Determined to change my attitude, I ran upstairs to take another peek out of the window which inspires my morning talks with God. Before I said a word, childhood memories regarding some of Jesus’ contemporaries filled me up. Before I could ask the point of all of this, the eleven-year-old I used to be came to mind. She was extremely impatient with the Pharisees who had no use for Jesus. This younger me was convinced that Jesus’ words and works had come from a loving God and she wondered why it was so difficult for the Pharisees to see this.

As I consider my current frustration, I acknowledge that times haven’t changed much. I’d revived my eleven-year-old frustration. I’d also lost the peace that resides not only beyond that window, but also deep within me. With that, I’m renewing my resolve to find that peace once again. I’ll pray for those who’d frustrated me so. I’ll also do what I can to bring peace to my little corner of this world.

Good and Patient God, help me to do just that!

©2020 Mary Penich – All Rights Reserved

Just Talk…

God looked down from the holy height,
from heaven God beheld the earth and God listened…

From Psalm 102:20-21

During these stay-in-place days, I’ve discovered that the conversation with which I begin every day is more helpful than ever. I’ve shared before that not being governed by an alarm clock has allowed me to enjoy somewhat leisurely mornings. When we wake, my husband or I offer the other a good morning kiss. Afterward, he goes off to enjoy his first cup of coffee and I remain. I open the blinds and take in the view. Regardless of the weather, birds flit about, trees continue to green and the sky reigns over it all. That sky reminds that God is nearby. Though I have a favorite prayer from Psalm 91 which I offer every morning, I begin this encounter by simply talking.

I haven’t yet watched the too often dismal news. I haven’t yet checked my most recent to-do list. I have only to turn to God. Even on rainy days, I acknowledge that the images beyond my window illustrate God’s finest work. It’s then that God urges me to look at the reflection in that window. “You are my finest work!” God seems to say. In an effort to acknowledge God’s kindness, I respond, “I know, we humans are all your finest work.”

With that, I talk on… I share my heartbreak over the hungry and over those who don’t know where to turn to save their small businesses. I ask God to take care of essential workers in hospitals and at the grocery store. I marvel over the creative minds who work tirelessly to develop a vaccine and who find ways to deliver crops that might have been wasted to needy populations. As terrible as all of this seems, God and I enjoy the good that some of God’s “finest work” has managed to accomplish.

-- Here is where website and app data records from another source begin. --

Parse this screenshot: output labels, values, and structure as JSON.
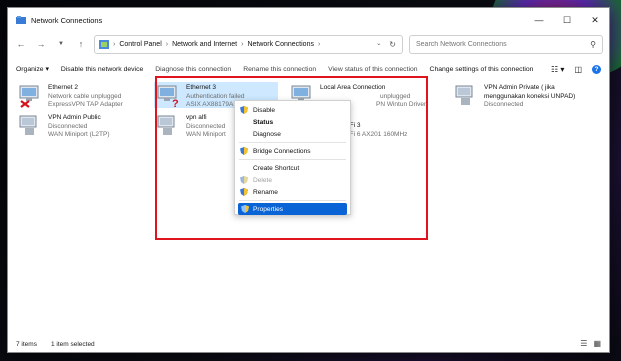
{
  "window": {
    "title": "Network Connections"
  },
  "nav": {
    "breadcrumb": [
      "Control Panel",
      "Network and Internet",
      "Network Connections"
    ],
    "search_placeholder": "Search Network Connections"
  },
  "commands": {
    "organize": "Organize ▾",
    "disable": "Disable this network device",
    "diagnose": "Diagnose this connection",
    "rename": "Rename this connection",
    "view_status": "View status of this connection",
    "change_settings": "Change settings of this connection"
  },
  "connections": [
    {
      "name": "Ethernet 2",
      "status": "Network cable unplugged",
      "device": "ExpressVPN TAP Adapter"
    },
    {
      "name": "Ethernet 3",
      "status": "Authentication failed",
      "device": "ASIX AX88179A"
    },
    {
      "name": "Local Area Connection",
      "status": "unplugged",
      "device": "PN Wintun Driver"
    },
    {
      "name": "VPN Admin Private ( jika",
      "status": "menggunakan koneksi UNPAD)",
      "device": "Disconnected"
    },
    {
      "name": "VPN Admin Public",
      "status": "Disconnected",
      "device": "WAN Miniport (L2TP)"
    },
    {
      "name": "vpn alfi",
      "status": "Disconnected",
      "device": "WAN Miniport"
    },
    {
      "name": "i-Fi 3",
      "status": "",
      "device": "i-Fi 6 AX201 160MHz"
    }
  ],
  "context_menu": {
    "disable": "Disable",
    "status": "Status",
    "diagnose": "Diagnose",
    "bridge": "Bridge Connections",
    "shortcut": "Create Shortcut",
    "delete": "Delete",
    "rename": "Rename",
    "properties": "Properties"
  },
  "statusbar": {
    "items": "7 items",
    "selected": "1 item selected"
  },
  "colors": {
    "highlight": "#0a64d6",
    "selection": "#cde8ff",
    "annotation_box": "#e0141e"
  }
}
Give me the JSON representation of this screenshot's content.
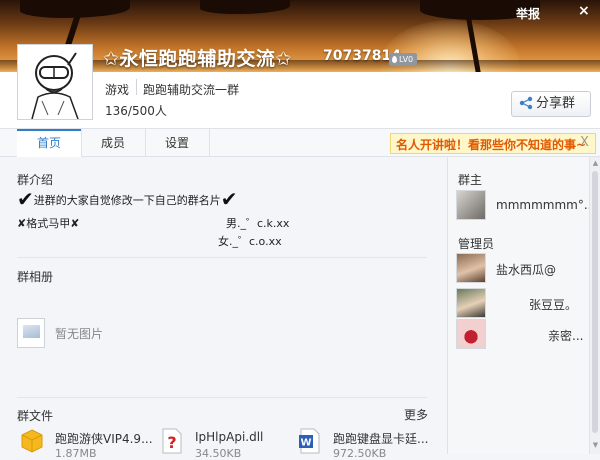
{
  "header": {
    "report_label": "举报",
    "close_label": "×",
    "group_name": "✩永恒跑跑辅助交流✩",
    "group_id": "70737814",
    "level_label": "LV0",
    "tags": [
      "游戏",
      "跑跑辅助交流一群"
    ],
    "members_count": "136/500人",
    "share_label": "分享群"
  },
  "tabs": [
    {
      "label": "首页",
      "active": true
    },
    {
      "label": "成员",
      "active": false
    },
    {
      "label": "设置",
      "active": false
    }
  ],
  "notice": {
    "text": "名人开讲啦！看那些你不知道的事~",
    "close_label": "X"
  },
  "main": {
    "intro_title": "群介绍",
    "intro_line1": "进群的大家自觉修改一下自己的群名片",
    "intro_line2": "格式马甲",
    "intro_male": "男._゜c.k.xx",
    "intro_female": "女._゜c.o.xx",
    "album_title": "群相册",
    "album_empty": "暂无图片",
    "files_title": "群文件",
    "files_more": "更多",
    "files": [
      {
        "name": "跑跑游侠VIP4.9...",
        "size": "1.87MB",
        "icon": "zip-file-icon"
      },
      {
        "name": "IpHlpApi.dll",
        "size": "34.50KB",
        "icon": "unknown-file-icon"
      },
      {
        "name": "跑跑键盘显卡廷...",
        "size": "972.50KB",
        "icon": "word-file-icon"
      }
    ]
  },
  "sidebar": {
    "owner_title": "群主",
    "owner": {
      "name": "mmmmmmm°..."
    },
    "admin_title": "管理员",
    "admins": [
      {
        "name": "盐水西瓜@"
      },
      {
        "name": "张豆豆。"
      },
      {
        "name": "亲密..."
      }
    ]
  },
  "colors": {
    "accent": "#2f7cc9",
    "notice_text": "#e05a00",
    "notice_bg": "#fff6c9"
  }
}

Finally, I join my husband to make breakfast with a far more positive attitude than I might have had. Though I’m never certain of what the day will bring, taking the time to begin that day with God changes everything for me. It will do the same for you, too.

Dear God, thank you for being with us always.

©2020 Mary Penich – All Rights Reserved